Formerly a titular archiepiscopal see in proconsular Africa. In ancient times it was a fortified town, mentioned by Sallust (Jugurtha, xc), later it received the name of Colonia Xlia Aug. Lares. At least five of its bishops are known: Hortensian, who took part in 242 and 255 at the Councils of Carthage; Victorinus who with his Donatist colleague Honoratus figured at the conference of Carthage; Quintian who lived at the time of the persecution of Huneric (about 480); Vitulus, who was living in 525 in the time of King Hilderic. St. Augustine (Epistle 229), Victor Vitensis (Hist. Pers. Vand., 6 and 9), Procopius (Bell. Vand., II, 22 and 28), also Arabian and other historians mention the town. It is the Lorbeus of today, between Tunis and Tebessa; the ruins cover a large area, which would indicate that once it had been a town of considerable importance. A mosque has taken the place of a church, and the ruins of a basilica are still visible.
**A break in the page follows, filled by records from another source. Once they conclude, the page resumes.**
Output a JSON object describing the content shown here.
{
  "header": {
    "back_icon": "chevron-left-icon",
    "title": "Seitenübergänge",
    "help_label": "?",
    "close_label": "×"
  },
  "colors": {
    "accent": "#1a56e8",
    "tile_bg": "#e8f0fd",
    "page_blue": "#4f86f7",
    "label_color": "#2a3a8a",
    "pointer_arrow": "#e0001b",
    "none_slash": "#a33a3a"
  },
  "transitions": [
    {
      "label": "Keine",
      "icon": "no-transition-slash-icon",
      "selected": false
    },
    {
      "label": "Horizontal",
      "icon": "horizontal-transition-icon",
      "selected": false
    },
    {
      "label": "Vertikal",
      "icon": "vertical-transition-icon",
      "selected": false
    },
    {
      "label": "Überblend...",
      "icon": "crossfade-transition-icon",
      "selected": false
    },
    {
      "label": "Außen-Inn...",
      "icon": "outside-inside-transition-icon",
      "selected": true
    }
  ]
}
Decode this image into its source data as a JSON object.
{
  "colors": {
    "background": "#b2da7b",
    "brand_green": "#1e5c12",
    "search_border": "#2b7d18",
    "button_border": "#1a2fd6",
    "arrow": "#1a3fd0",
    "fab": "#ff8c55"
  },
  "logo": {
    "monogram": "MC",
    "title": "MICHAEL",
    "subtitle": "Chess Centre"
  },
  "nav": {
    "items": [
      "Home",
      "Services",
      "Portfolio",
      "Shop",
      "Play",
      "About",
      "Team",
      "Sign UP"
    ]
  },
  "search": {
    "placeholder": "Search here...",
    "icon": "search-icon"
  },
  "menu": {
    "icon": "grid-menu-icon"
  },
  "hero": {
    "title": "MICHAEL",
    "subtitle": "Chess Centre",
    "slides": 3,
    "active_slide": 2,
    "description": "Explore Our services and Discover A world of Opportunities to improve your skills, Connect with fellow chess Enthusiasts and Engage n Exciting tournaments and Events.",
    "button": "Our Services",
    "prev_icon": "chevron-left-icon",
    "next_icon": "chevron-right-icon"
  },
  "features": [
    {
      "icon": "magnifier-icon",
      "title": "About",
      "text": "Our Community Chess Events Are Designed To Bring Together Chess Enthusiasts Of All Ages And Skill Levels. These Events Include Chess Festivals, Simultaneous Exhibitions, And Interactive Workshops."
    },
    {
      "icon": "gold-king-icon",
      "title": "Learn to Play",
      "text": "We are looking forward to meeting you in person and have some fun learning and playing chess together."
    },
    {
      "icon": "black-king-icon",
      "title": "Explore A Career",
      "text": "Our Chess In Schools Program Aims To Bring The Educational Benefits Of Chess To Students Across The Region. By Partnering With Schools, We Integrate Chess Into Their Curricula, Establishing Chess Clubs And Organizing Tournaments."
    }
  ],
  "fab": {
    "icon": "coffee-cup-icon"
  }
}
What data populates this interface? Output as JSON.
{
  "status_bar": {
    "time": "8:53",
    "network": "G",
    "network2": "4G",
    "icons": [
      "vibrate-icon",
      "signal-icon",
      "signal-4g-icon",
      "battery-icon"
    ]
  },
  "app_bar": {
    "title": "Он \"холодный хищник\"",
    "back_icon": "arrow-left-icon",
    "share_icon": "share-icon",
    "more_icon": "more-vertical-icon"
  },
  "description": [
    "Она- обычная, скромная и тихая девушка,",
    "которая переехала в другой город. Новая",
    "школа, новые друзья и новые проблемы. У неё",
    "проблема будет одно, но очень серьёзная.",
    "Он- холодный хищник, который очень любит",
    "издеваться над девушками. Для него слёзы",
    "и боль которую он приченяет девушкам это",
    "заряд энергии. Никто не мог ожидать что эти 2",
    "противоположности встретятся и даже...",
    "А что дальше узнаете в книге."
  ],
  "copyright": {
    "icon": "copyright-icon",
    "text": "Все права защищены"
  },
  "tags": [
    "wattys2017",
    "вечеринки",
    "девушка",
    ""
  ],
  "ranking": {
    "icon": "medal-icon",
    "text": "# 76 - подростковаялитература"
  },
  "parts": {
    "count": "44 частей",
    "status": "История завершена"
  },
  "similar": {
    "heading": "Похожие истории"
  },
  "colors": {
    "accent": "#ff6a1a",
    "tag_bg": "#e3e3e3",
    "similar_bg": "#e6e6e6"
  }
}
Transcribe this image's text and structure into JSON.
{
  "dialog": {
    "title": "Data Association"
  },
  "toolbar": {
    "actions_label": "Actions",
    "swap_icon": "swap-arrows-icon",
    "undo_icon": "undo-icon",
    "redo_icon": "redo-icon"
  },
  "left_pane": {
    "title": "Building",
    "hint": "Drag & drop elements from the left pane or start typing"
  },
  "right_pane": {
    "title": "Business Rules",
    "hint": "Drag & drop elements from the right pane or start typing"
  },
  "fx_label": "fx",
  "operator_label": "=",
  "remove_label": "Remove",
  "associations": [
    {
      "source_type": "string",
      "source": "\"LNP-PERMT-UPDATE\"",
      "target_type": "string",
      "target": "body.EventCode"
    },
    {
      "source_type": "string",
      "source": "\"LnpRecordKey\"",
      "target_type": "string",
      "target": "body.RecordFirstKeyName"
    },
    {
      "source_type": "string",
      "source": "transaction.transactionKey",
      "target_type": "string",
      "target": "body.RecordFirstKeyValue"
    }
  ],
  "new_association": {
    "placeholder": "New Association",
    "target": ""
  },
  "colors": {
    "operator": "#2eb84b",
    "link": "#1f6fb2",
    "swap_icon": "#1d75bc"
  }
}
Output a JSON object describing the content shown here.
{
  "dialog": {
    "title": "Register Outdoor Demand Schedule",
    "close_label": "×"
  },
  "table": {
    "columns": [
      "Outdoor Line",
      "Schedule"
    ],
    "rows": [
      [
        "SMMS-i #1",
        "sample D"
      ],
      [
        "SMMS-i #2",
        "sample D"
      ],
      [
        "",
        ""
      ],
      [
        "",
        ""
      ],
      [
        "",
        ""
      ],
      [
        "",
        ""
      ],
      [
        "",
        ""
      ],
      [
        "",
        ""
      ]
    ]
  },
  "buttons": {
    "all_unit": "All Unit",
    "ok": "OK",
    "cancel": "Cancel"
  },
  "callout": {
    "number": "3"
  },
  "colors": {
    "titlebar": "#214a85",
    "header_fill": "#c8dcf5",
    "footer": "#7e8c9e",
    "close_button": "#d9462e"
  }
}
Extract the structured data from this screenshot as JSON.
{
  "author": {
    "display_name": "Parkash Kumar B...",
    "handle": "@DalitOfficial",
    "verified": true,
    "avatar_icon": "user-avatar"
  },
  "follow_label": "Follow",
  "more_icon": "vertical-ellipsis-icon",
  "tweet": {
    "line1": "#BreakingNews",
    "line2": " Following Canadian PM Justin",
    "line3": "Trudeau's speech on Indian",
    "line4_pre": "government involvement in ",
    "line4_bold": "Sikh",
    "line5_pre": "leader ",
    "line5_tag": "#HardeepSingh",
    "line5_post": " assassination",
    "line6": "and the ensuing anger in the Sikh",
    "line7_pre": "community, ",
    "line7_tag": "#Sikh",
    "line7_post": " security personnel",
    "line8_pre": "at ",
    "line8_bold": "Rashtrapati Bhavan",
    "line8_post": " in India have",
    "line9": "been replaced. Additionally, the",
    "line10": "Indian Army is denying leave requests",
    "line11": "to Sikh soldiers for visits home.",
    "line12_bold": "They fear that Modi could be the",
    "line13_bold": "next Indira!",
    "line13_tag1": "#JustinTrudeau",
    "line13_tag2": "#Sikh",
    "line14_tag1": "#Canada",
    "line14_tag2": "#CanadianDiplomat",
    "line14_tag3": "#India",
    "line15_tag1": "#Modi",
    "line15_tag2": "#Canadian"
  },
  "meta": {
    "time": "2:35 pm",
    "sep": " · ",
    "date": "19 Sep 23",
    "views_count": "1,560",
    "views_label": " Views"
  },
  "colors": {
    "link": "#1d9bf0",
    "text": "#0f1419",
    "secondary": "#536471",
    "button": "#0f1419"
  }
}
APA citation. Lares. (1910). In The Catholic Encyclopedia. New York: Robert Appleton Company. http://www.newadvent.org/cathen/09003c.htm
MLA citation. "Lares." The Catholic Encyclopedia. Vol. 9. New York: Robert Appleton Company, 1910. <http://www.newadvent.org/cathen/09003c.htm>.
Ecclesiastical approbation. Nihil Obstat. October 1, 1910. Remy Lafort, Censor. Imprimatur. +John M. Farley, Archbishop of New York.
Contact information. The editor of New Advent is Kevin Knight. My email address is feedback732 at newadvent.org. (To help fight spam, this address might change occasionally.) Regrettably, I can't reply to every letter, but I greatly appreciate your feedback — especially notifications about typographical errors and inappropriate ads.